Goal of the exercise ->
Look over the lines below. Report each one that includes the string "title".

Element data from apps and pages ->
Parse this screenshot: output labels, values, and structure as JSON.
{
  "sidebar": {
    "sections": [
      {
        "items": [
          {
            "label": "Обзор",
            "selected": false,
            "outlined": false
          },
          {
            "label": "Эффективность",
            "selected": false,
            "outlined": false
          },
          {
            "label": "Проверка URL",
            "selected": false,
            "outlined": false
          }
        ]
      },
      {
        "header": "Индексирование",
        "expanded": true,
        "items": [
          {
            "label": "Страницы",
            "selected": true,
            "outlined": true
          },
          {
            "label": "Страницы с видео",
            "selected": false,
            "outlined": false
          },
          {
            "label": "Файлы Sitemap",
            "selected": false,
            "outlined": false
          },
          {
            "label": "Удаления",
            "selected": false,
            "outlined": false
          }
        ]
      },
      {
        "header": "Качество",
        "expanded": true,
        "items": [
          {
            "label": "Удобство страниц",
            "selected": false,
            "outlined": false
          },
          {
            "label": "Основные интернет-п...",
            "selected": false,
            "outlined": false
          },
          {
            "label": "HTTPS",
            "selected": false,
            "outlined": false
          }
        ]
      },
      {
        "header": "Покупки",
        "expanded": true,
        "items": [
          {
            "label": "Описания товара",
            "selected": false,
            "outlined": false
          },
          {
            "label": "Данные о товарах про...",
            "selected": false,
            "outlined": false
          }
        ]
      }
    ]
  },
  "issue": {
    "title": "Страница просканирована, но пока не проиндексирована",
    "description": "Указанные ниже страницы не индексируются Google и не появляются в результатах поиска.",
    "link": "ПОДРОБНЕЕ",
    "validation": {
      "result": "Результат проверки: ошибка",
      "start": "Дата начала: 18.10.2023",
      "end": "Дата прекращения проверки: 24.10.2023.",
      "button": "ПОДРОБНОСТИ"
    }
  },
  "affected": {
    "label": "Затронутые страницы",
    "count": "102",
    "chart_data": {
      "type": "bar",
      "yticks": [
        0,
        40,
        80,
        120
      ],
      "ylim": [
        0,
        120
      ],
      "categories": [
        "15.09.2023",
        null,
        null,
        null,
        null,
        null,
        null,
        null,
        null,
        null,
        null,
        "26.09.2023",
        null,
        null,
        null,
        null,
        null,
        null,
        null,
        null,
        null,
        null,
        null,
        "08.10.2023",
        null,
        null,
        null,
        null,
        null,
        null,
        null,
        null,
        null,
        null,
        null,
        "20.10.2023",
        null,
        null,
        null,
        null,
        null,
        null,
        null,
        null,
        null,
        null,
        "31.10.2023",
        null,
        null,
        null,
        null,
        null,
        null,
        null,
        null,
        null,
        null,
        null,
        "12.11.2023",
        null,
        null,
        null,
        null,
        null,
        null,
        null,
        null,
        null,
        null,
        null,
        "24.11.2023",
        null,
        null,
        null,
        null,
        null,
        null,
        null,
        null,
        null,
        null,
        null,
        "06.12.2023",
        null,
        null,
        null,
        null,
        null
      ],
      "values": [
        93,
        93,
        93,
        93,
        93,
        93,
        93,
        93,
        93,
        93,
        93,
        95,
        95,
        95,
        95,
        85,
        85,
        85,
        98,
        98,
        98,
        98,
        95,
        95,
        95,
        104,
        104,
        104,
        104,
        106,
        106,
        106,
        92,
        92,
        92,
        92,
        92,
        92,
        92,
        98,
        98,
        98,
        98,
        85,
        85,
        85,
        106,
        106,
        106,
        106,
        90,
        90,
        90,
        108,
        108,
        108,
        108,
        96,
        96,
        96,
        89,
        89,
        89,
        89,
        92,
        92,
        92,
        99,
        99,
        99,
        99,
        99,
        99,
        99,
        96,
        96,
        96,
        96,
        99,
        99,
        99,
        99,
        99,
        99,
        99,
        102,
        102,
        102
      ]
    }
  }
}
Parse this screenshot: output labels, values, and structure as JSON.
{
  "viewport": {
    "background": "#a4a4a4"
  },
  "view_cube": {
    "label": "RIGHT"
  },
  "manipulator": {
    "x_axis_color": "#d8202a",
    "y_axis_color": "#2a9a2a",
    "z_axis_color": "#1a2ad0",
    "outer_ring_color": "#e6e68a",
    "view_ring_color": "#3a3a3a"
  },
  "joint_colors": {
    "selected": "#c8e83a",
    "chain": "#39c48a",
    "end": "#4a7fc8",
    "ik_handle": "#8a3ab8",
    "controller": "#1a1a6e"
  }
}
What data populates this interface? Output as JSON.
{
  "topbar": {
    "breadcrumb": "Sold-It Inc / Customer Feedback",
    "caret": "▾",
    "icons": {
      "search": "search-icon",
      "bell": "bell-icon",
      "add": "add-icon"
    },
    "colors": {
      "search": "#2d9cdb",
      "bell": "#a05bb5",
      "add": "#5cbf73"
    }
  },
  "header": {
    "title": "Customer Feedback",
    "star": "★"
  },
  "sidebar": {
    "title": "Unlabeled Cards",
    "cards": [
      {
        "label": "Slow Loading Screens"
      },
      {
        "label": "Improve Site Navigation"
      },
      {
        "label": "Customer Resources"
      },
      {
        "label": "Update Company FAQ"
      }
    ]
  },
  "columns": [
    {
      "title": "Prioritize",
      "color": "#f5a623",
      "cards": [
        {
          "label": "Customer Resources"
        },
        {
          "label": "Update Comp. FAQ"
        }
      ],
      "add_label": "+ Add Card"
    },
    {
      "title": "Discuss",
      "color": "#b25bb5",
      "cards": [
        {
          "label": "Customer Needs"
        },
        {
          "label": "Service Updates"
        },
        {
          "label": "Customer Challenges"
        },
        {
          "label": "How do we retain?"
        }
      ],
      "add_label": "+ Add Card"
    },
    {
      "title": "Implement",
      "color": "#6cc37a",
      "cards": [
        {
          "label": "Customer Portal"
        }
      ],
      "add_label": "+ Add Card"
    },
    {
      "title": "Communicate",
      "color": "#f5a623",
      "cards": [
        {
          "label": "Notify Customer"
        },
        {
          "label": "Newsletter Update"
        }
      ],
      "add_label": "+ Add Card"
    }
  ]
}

Written solution ->
    "title": "Страница просканирована, но пока не проиндексирована",
    "title": "Customer Feedback",
    "title": "Unlabeled Cards",
      "title": "Prioritize",
      "title": "Discuss",
      "title": "Implement",
      "title": "Communicate",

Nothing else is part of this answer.